Beer has been a beverage staple of Western civilization for centuries, giving people plenty of time to conjure up all manner of myths and legends surrounding the nectar of the hops. Much of what is commonly believed about beer, sadly in some cases, has little or no basis in the truth. Following are just eight of the many myths that have developed over the years concerning beer and that show no sign of fading away. However, increasing awareness on the part of the general public has resulted in a better grasp on the truth about beer.
Only in America! The American myth that beer should always be served as cold as possible is one that is taking forever to die its rightful death. The flavor of most craft beer loses much of its nuances if served too cold. Most light, domestic beers are formulated as refreshing beverages on hot days, but many other types of beer are to be savored rather than slammed. However, if beer is going to be stored for any length of time, it should be kept in a cold environment in order to prevent oxidation.
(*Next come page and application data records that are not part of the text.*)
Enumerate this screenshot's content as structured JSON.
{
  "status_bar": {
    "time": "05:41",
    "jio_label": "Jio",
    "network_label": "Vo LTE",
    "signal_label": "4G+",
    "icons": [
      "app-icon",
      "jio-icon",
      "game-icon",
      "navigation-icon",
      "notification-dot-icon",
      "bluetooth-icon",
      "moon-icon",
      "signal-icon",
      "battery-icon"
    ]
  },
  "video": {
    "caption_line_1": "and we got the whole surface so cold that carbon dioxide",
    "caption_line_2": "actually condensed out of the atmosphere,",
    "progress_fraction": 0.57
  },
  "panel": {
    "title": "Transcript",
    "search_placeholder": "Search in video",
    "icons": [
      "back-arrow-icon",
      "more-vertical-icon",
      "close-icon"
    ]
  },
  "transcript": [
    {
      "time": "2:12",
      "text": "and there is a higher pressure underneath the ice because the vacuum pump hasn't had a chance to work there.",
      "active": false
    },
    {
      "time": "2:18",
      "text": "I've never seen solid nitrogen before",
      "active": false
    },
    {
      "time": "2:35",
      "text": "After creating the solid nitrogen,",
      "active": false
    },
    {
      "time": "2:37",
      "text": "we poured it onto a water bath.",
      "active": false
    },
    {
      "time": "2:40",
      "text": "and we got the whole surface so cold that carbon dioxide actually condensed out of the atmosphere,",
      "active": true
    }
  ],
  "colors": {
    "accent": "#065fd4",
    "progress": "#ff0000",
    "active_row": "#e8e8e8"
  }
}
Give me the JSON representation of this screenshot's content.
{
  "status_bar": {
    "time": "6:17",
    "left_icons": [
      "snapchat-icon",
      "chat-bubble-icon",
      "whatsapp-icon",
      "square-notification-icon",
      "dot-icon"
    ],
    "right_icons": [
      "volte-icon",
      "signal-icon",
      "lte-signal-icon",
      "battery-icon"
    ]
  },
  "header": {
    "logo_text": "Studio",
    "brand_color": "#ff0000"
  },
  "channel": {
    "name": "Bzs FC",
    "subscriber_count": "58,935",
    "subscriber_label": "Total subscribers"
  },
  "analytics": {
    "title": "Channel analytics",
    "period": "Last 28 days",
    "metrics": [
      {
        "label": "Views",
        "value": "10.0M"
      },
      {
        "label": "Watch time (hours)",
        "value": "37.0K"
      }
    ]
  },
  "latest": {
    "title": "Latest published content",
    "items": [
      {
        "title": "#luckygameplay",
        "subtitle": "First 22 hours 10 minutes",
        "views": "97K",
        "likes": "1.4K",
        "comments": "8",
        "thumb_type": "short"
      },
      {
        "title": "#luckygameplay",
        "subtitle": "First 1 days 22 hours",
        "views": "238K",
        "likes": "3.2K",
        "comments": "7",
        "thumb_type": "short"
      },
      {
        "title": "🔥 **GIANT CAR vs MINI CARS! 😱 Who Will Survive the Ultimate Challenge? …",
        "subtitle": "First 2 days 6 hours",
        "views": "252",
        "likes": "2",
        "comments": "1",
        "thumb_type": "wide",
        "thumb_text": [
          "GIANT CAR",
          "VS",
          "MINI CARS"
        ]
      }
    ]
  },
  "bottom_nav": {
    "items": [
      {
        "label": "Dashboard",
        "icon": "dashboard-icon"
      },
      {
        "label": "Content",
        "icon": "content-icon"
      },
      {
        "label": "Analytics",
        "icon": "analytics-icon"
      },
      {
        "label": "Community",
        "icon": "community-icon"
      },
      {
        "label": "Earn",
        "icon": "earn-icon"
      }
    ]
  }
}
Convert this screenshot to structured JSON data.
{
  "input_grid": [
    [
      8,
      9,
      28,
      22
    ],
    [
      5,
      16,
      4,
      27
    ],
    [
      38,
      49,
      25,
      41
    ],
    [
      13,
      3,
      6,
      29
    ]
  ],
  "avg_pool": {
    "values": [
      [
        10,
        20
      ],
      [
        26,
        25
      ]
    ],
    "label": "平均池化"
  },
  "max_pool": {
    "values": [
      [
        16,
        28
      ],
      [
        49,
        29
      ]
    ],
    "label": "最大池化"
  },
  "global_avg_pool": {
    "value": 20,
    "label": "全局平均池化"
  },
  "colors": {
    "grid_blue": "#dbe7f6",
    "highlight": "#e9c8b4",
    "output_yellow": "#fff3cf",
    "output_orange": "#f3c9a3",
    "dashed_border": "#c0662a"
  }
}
Although a beer that contains large amounts of hops will invariably have a delightful bitter edge, there are plenty of other non-hoppy beer styles for those who would rather bypass the bitterness. Kriek, lambic, and other traditional Belgian ales are just a few examples.
Another persistent beer myth is that draft beer is always superior to its canned and bottled counterparts. This is simply not the case, because many bars fail to properly maintain their taps and draft systems. Others may serve so little beer that their draft lines are vulnerable to infestation by microbes. Those who want to enjoy fresh draft beer should frequent busy establishments where beer is taken seriously.
Although it is commonly believed that the darker the beer, the higher the alcohol content, this is another frequently circulated beer myth that has no basis in reality. There are plenty of dark beers that are lower in alcohol content than their lighter counterparts. Guinness, for instance, is lower in alcohol than Budweiser.
Although drinking substantial amounts of beer may be a contributing factor of obesity, moderate consumption of beer will not cause excessive weight gain and certainly won't cause the average belly to bulge. The calories found in beer are no different from calories found in other food and beverage items and will not affect specific parts of the body.